Investigators
Preston Garcia
Institutions
Carleton University
Start date
2018
End date
2021
Objective
Bacteria have the ability to directly sense their environment and change their behavior according to their surroundings. While the behavioral changes in the bacteria can be seen visually, the intricate genetic processes that lead to some of the changes are not fully understood. This project will investigate some of the ways in which bacteria carry out these processes using Sinorhizobium meliloti as a model. Sinorhizobium meliloti is a member of a larger group of bacteria called rhizobia, and is environmentally and economically vital in the field of agriculture. Sinorhizobium beneficially infects legumes and provides useable nitrogen to increase crop yield. An efficient and productive rhizobium infection reduces the need for chemical fertilizers. Expanding our knowledge of the genetic systems that control the behavior of this bacterium has the potential to allow manipulation to optimize the rhizobium-plant interaction. The project will train students from the across educational levels, from high school to graduate students to do scientific work in this field and to communicate it properly.

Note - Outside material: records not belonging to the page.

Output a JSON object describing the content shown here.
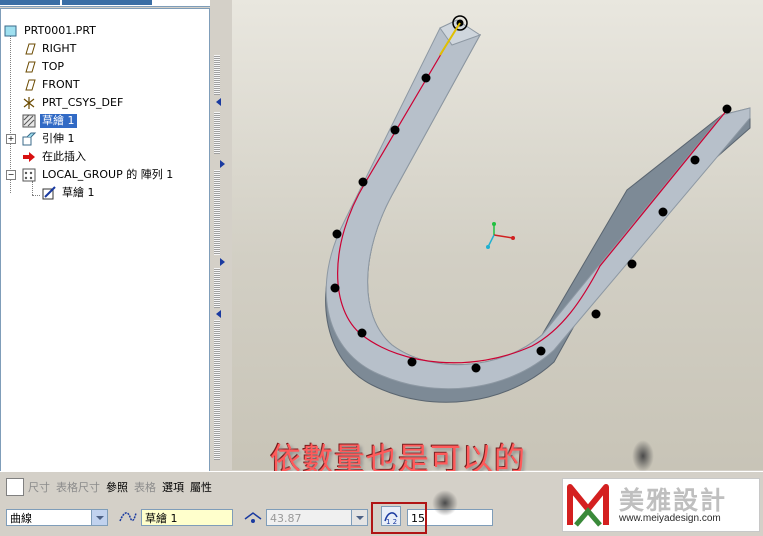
{
  "model_tree": {
    "items": [
      {
        "label": "PRT0001.PRT",
        "icon": "part-icon"
      },
      {
        "label": "RIGHT",
        "icon": "datum-plane-icon"
      },
      {
        "label": "TOP",
        "icon": "datum-plane-icon"
      },
      {
        "label": "FRONT",
        "icon": "datum-plane-icon"
      },
      {
        "label": "PRT_CSYS_DEF",
        "icon": "coordinate-system-icon"
      },
      {
        "label": "草繪 1",
        "icon": "sketch-icon",
        "selected": true
      },
      {
        "label": "引伸 1",
        "icon": "extrude-icon"
      },
      {
        "label": "在此插入",
        "icon": "insert-here-arrow-icon"
      },
      {
        "label": "LOCAL_GROUP 的 陣列 1",
        "icon": "pattern-icon"
      },
      {
        "label": "草繪 1",
        "icon": "sketch-icon"
      }
    ]
  },
  "overlay_caption": "依數量也是可以的",
  "dashboard": {
    "tabs": [
      {
        "label": "尺寸",
        "enabled": false
      },
      {
        "label": "表格尺寸",
        "enabled": false
      },
      {
        "label": "參照",
        "enabled": true
      },
      {
        "label": "表格",
        "enabled": false
      },
      {
        "label": "選項",
        "enabled": true
      },
      {
        "label": "屬性",
        "enabled": true
      }
    ],
    "pattern_type": "曲線",
    "reference_curve": "草繪 1",
    "spacing_value": "43.87",
    "member_count": "15"
  },
  "watermark": {
    "brand": "美雅設計",
    "url": "www.meiyadesign.com"
  },
  "colors": {
    "selection": "#316ac5",
    "curve": "#cc0033",
    "body": "#aab4bf",
    "caption": "#ff5a5a"
  }
}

The overarching goal of this proposal is to investigate and understand the role of a hybrid phosphotransferase system (PTS) and a unique two component signal transduction system in regulating gene expression in the bacterial nitrogen-fixing gram-negative symbiont Sinorhizobium meliloti. The project will study a recently identified and novel interaction between the two systems that regulates several cellular processes. Additionally, the systems themselves are interesting and insufficiently characterized: the phosphotransferase system is an abbreviated nitrogen-sugar hybrid while the two-component system has an intriguing multiple-sensing domain HWE kinase (Sma0113) and an atypical response regulator with no effector domain (Sma0114). One of the processes under dual regulation is catabolite repression. This is a complex process through which bacterial cells adapt to obtain energy and raw materials, and, in related bacteria, controls the expression of genes associated to their ability to interact with their hosts. Three approaches will be used to elucidate how the systems are integrated into the cellular network. Transcriptome analysis will allow identification of the combined regulon of the two systems. Genetic, biochemical, and proteomic methods will reveal their downstream partners. Genetic tools will be used to characterize the promoter structure that allows dual regulation. The results will bring better understanding of the characteristics of the two systems and the role each plays in regulating gene expression in S. meliloti and similar gram negative bacteria.

This award reflects NSF's statutory mission and has been deemed worthy of support through evaluation using the Foundation's intellectual merit and broader impacts review criteria.
Funding Source
United States Nat'l. Science Fndn.
Project source
View this project
Project number
1817793
Categories
Chemical Contaminants
Bacterial Pathogens